Nespresso Review

Friday, June 8th, 2012

Perhaps you’ve been seeing commercials for Nespresso lately.  This phenomenon seems to have followed me home from France: I had never heard of it before April, but the apartment we rented in Paris had a machine; and since returning from vacation, I have seen increasingly visible advertisements for it.

Nespresso= Nestle + Espresso.  It’s like a Keurig, except with a smaller capsule designed to draw a smaller cup (think a demi-tasse).

In Europe, Nespresso stores are ritzy affairs.  The sales clerks are dressed all in black.  There are multiple counters where one can purchase a prepared cup of the brew.  You’re shuttled to a different zone of the store depending on what you seek.  Chances are, the store has more style than you do—but they offer the hope that by buying one of their units, some of their hipness might rub off on you.

So what about the coffee?  Honestly, I only had one cup of Nespresso-brand coffee.  The rest of the time, we bought the off-brand capsules that were advertised as being nespresso-compatible.  Otherwise, there would be very little cost savings between brewing a nespresso at home and going to a cafe where a barrista would brew a real espresso for you.  I doubt that extent of competitive infrastructure exists in the US.  If you purchase their machine, you’re likely locked into their over-priced coffee.

The piece of equipment that made the most sense to me was the Aeroccino 3, a milk frothing unit that heats and froths your milk for you in just over a minute.  Thinking we had stumbled upon some piece of Euro-chicness that may never cross the pond, Rory and I sprang for one on the Champs-Elysees, and then bought a FR-EU electrical converter to plug it into our wall.  It’s really something spectacular. Nothing jazzes up a cuppa joe like warm, frothy milk.

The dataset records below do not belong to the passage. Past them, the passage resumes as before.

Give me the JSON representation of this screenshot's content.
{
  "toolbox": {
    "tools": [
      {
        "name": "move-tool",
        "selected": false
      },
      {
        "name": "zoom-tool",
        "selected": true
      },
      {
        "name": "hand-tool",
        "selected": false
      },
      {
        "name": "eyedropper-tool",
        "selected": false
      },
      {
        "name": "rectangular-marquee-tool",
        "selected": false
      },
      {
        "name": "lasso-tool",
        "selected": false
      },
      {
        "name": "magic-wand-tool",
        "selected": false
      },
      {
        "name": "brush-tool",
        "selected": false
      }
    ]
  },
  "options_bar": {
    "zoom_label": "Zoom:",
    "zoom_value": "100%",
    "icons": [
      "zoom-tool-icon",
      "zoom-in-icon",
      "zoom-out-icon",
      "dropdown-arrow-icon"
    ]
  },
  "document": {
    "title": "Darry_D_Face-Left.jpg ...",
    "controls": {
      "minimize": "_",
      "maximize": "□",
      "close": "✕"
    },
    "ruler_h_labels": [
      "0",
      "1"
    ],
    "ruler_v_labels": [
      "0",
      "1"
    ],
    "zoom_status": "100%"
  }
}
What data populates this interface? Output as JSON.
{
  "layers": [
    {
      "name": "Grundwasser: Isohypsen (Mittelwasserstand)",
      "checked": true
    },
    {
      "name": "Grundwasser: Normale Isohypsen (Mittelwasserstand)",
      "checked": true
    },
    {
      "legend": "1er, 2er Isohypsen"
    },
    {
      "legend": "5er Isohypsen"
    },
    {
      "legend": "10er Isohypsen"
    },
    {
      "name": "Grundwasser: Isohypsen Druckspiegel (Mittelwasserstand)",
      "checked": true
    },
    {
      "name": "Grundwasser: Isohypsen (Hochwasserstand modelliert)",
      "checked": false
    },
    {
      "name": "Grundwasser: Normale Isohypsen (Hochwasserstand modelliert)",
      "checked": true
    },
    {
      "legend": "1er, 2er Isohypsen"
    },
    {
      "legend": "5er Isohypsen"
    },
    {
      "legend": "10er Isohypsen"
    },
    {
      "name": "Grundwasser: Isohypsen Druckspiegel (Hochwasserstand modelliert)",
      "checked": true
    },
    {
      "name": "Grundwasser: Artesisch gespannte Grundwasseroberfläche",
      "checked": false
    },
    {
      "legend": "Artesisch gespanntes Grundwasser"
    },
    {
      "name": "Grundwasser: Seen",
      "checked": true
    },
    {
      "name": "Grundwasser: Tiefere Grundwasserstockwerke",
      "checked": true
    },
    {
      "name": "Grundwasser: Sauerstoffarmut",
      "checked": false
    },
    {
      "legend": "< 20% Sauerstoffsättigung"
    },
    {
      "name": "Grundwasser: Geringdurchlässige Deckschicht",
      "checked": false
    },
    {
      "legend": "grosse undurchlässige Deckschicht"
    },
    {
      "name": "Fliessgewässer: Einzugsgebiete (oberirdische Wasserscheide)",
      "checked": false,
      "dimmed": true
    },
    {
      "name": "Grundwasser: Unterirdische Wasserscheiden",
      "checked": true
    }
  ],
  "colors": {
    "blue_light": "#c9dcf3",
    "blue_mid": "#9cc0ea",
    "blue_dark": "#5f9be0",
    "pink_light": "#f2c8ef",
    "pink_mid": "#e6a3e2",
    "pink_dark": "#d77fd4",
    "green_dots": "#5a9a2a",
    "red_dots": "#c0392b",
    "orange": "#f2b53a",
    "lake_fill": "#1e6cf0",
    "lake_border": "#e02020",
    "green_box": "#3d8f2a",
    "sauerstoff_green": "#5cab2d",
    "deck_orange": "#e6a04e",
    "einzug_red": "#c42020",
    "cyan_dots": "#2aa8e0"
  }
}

I recommend buying it and a stovetop Bialetti as a far more economical way to make a latte or cappuccino at home.  There will be no plastic cartridge to dispose of after each cup; you’ll have a plethora of coffee suppliers from whom to purchase your beans; and you’ll have the opportunity to make a higher-quality cup whilst (and at the same time as) saving money on procurement of both equipment and coffee.

Burgers Worth Grilling

Tuesday, June 5th, 2012

For a very long time, I have resisted the idea of grilling hamburgers.  It seemed like ground meat was a waste of my charcoal.  A visit from my parents gave me the nudge I needed to make grilling burgers a worthwhile experience.

My father told me about how he and my mother have been grilling onions to go along with their meat patties.  I figured, why not give it a shot? and added onions into my normal grilling repertoire.  That, plus making some homemade buns (recipe follows the photos) was all the nudge I needed to grill some very worthwhile beef patties.

Then, I stacked it all up on a homemade hamburger bun.

And, believe me, the final product was definitely worth my charcoal!

Here’s the recipe for the buns: